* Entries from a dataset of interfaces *
****************************************
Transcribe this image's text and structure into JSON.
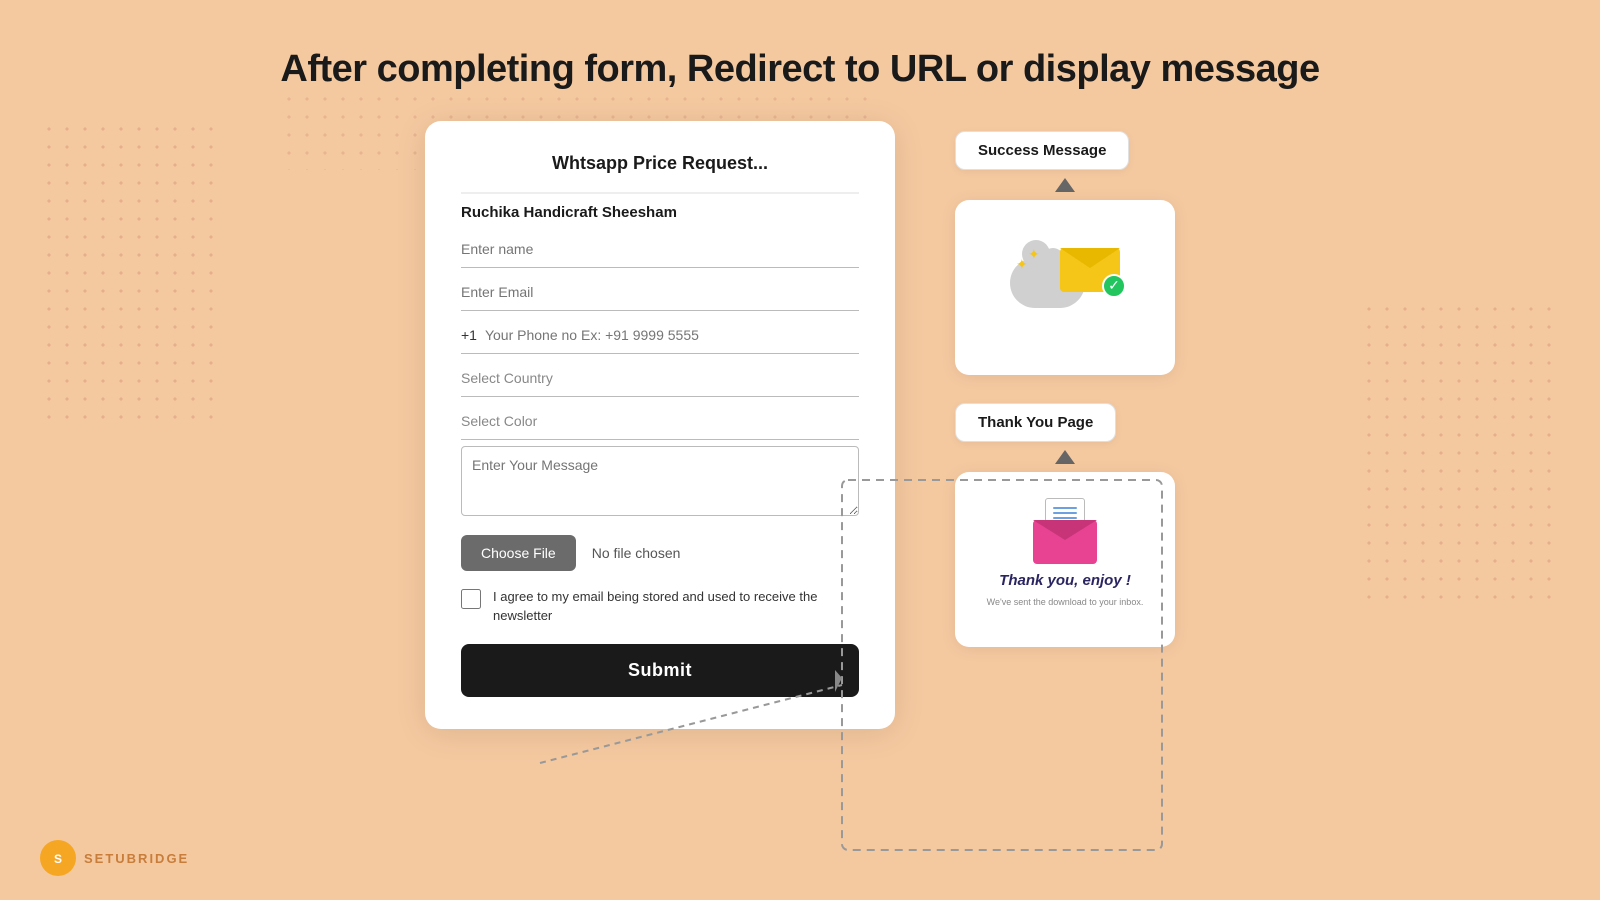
{
  "page": {
    "title": "After completing form, Redirect to URL or display message",
    "background_color": "#f5c9a0"
  },
  "form_card": {
    "title": "Whtsapp Price Request...",
    "subtitle": "Ruchika Handicraft Sheesham",
    "fields": {
      "name_placeholder": "Enter name",
      "email_placeholder": "Enter Email",
      "phone_prefix": "+1",
      "phone_placeholder": "Your Phone no Ex: +91 9999 5555",
      "country_placeholder": "Select Country",
      "color_placeholder": "Select Color",
      "message_placeholder": "Enter Your Message",
      "choose_file_label": "Choose File",
      "no_file_label": "No file chosen",
      "checkbox_label": "I agree to my email being stored and used to receive the newsletter",
      "submit_label": "Submit"
    }
  },
  "right_panel": {
    "success_label": "Success Message",
    "thankyou_label": "Thank You Page",
    "thankyou_text": "Thank you, enjoy !",
    "thankyou_sub": "We've sent the download to your inbox."
  },
  "logo": {
    "icon": "S",
    "text": "SETUBRIDGE"
  }
}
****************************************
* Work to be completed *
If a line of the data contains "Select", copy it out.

* Written answer *
      "country_placeholder": "Select Country",
      "color_placeholder": "Select Color",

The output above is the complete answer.